• **Problem statement**
What you give back should match the records word for word.

(Data records for software interfaces)
- Opening Delimiter -

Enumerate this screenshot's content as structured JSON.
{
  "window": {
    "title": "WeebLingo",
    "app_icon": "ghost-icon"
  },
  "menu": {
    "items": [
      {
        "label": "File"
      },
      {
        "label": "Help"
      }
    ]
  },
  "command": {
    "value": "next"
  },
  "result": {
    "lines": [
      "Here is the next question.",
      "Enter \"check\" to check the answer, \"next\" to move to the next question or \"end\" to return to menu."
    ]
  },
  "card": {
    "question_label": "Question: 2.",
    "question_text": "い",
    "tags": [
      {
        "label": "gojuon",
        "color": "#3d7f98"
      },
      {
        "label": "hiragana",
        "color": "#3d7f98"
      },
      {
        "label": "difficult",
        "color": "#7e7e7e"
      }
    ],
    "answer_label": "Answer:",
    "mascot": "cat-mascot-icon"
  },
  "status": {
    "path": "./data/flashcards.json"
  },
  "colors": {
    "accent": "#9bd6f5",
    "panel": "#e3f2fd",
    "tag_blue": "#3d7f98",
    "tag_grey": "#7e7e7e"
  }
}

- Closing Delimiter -

• **Exercise solution**
Enumerate this screenshot's content as structured JSON.
{
  "window": {
    "title": "WeebLingo",
    "app_icon": "ghost-icon"
  },
  "menu": {
    "items": [
      {
        "label": "File"
      },
      {
        "label": "Help"
      }
    ]
  },
  "command": {
    "value": "next"
  },
  "result": {
    "lines": [
      "Here is the next question.",
      "Enter \"check\" to check the answer, \"next\" to move to the next question or \"end\" to return to menu."
    ]
  },
  "card": {
    "question_label": "Question: 2.",
    "question_text": "い",
    "tags": [
      {
        "label": "gojuon",
        "color": "#3d7f98"
      },
      {
        "label": "hiragana",
        "color": "#3d7f98"
      },
      {
        "label": "difficult",
        "color": "#7e7e7e"
      }
    ],
    "answer_label": "Answer:",
    "mascot": "cat-mascot-icon"
  },
  "status": {
    "path": "./data/flashcards.json"
  },
  "colors": {
    "accent": "#9bd6f5",
    "panel": "#e3f2fd",
    "tag_blue": "#3d7f98",
    "tag_grey": "#7e7e7e"
  }
}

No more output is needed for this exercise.